If you'd like a hybrid of historical scholarship with an emphasis on its application to modern spirituality, these two might be for you:
The Meaning of Mary Magdalene, Cynthia Bourgeault. Written by an Episcopalian priest and teacher of the contemplative tradition, this book reviews the Canonical and Gnostic scriptures as well as the legends in France with the perspective that Mary Magdalene was a spiritual teacher and intimate (though not necessarily sexual) companion of Jesus. Her chapter on anointing rituals has been particularly important and influential in my life.
The Magdalene Mystique by Betty Conrad Adam- Written by another Episcopalian priest who founded the interfaith Brigid's Place in Houston, Texas, this book tells the story of Magdalene with an emphasis on her role as apostle, along with wonderful stories of the author's expeditions to Dura Europas and the pivotal, transformational part Mary Magdalene has served in creating interfaith bridges between women.
If you'd like a thoroughly academic approach with an emphasis on politics:
The Gospel of Mary of Magdala: Jesus and the First Woman Apostle by Karen L. King is a postmodern analysis by Harvard professor that focuses on the socio-political and gender clashes of the first few centuries of Christianity. Read this side by side the Leloup book to see two very different perspectives on the same text.
Mary Magdalene, The First Apostle: Struggle for Authority by Ann Graham Brock looks at the political division between competing early churches, how the Gospels were altered over time, how the canon of the Church was shaped and the ultimate effect on women’s place in the church. Thought provoking and disturbing, it may leave you "wanting to scream and break things" as a colleague of mine put it.
And finally Number Ten: mine. Well, at least I hope so. I am returning to France on Monday to collect another set of images for a book I hope to publish next spring. It will weave part of my dissertation together with stories and images of my pilgrimages for the past ten years.
I also want to acknowledge the titles that repeatedly come up in workshops that I lead: Margaret Starbird's Woman with the Alabaster Jar, Kathleen McGowan's novel The Expected One and Clysta Kinstler's revisioning of Mary as a priestess of the Goddess in The Moon Under Her Feet have all had an enormous and deep impact on many participants.

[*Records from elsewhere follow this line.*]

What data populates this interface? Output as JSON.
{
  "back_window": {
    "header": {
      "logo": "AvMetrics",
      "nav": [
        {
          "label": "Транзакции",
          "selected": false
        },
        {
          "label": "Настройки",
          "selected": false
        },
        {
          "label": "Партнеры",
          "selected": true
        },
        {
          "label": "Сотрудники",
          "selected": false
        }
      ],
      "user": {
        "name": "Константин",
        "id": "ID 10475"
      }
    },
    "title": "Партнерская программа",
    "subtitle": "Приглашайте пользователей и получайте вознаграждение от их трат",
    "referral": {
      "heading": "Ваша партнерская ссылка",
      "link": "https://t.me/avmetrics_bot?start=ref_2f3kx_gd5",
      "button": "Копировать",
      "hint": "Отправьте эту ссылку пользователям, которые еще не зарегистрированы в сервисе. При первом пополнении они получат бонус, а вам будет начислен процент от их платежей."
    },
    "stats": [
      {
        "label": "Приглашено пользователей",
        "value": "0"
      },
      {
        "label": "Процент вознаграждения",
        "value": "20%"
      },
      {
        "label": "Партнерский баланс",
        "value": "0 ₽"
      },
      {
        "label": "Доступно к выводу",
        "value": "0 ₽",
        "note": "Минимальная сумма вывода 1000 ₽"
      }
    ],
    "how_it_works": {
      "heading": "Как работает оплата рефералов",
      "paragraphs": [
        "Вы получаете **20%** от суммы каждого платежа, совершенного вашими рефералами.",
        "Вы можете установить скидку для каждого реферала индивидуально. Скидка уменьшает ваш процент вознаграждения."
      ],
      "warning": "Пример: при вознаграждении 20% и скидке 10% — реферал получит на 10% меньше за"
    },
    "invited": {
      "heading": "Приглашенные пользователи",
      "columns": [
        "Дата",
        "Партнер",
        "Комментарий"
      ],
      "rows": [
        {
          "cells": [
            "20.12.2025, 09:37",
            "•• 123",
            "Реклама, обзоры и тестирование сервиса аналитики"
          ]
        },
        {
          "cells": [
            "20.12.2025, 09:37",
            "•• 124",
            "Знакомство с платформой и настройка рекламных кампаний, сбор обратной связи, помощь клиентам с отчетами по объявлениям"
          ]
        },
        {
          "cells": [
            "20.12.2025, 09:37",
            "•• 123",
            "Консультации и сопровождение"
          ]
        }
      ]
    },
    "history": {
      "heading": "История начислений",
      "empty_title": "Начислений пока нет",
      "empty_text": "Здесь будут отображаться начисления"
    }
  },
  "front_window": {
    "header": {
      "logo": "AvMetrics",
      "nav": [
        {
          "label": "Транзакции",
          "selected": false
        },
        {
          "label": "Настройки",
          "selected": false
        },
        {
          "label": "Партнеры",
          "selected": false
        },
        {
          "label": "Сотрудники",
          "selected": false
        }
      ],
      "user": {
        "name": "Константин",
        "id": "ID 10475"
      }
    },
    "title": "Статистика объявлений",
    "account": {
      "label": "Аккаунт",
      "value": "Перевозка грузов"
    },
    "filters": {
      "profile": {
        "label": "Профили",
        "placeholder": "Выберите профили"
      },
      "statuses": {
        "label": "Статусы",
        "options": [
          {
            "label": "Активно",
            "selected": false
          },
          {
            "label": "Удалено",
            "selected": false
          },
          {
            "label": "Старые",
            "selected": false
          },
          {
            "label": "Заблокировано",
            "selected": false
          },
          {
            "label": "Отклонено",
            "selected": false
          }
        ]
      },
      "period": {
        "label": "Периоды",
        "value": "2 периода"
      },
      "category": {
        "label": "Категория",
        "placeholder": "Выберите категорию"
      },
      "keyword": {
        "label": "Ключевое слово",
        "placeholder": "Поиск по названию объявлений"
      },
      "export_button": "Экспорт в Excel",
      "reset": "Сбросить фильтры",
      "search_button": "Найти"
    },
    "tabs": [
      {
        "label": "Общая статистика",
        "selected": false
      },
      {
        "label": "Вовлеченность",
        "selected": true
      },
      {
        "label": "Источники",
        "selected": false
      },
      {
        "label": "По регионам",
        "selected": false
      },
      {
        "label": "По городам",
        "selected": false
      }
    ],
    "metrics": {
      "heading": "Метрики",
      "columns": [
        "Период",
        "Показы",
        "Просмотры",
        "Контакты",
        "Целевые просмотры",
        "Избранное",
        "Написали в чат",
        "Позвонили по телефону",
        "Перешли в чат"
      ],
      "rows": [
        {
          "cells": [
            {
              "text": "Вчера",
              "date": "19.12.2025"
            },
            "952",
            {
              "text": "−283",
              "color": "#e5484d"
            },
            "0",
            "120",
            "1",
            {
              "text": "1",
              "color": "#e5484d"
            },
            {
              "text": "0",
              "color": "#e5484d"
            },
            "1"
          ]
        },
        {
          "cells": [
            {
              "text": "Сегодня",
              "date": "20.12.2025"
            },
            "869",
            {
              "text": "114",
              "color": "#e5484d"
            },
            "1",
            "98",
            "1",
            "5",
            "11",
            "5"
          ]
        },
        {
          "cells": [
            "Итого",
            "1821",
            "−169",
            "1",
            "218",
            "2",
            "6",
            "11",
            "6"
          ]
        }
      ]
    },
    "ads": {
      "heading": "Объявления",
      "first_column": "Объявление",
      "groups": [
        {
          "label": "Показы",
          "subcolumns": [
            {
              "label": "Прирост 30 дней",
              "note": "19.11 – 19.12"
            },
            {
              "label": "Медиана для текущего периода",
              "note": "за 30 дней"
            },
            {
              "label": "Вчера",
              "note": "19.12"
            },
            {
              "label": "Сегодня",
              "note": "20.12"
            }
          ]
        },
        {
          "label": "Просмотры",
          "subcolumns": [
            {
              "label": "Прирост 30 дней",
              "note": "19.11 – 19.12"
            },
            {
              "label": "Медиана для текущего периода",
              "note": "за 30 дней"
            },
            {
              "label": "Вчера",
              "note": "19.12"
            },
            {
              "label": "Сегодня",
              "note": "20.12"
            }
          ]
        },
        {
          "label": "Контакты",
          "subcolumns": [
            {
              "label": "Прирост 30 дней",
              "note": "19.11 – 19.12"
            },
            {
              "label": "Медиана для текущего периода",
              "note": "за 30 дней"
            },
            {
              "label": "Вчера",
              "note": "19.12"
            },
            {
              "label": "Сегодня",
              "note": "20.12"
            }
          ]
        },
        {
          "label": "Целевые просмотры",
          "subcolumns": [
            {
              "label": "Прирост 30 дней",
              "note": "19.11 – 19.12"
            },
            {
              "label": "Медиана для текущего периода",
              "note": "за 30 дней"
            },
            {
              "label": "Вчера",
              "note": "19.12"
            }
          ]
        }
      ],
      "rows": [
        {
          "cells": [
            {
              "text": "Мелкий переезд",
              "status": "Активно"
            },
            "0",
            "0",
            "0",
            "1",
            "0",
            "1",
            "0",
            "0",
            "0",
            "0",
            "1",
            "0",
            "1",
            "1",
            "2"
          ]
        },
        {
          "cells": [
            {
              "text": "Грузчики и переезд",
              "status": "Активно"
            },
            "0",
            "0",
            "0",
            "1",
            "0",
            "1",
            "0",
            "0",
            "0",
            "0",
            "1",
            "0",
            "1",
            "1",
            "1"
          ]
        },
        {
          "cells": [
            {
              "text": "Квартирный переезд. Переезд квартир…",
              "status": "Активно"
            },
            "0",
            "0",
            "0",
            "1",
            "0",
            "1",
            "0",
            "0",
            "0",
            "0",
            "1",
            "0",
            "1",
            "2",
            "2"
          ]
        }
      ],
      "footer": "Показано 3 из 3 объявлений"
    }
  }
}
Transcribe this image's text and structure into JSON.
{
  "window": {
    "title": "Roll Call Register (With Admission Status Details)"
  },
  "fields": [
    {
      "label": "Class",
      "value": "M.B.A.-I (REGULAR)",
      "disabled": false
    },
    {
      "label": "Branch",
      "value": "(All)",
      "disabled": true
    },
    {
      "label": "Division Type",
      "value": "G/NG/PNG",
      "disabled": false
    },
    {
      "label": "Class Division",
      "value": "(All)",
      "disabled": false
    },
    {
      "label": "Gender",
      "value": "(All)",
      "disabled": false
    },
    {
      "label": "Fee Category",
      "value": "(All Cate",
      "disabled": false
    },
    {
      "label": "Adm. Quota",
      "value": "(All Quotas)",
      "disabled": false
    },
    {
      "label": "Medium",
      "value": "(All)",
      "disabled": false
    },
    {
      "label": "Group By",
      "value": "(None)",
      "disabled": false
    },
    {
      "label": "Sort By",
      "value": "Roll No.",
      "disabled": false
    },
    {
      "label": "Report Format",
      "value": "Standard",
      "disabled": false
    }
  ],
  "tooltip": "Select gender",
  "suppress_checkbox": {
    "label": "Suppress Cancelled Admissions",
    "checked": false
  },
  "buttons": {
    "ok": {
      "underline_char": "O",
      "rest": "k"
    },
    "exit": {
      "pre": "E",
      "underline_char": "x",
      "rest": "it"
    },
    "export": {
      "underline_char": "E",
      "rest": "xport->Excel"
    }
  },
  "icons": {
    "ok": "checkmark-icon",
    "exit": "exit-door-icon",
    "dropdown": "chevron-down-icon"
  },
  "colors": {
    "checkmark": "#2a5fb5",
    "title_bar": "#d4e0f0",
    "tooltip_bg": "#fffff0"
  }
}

Readers, I invite your reflections. What are the Magdalene books that have most shaped and inspired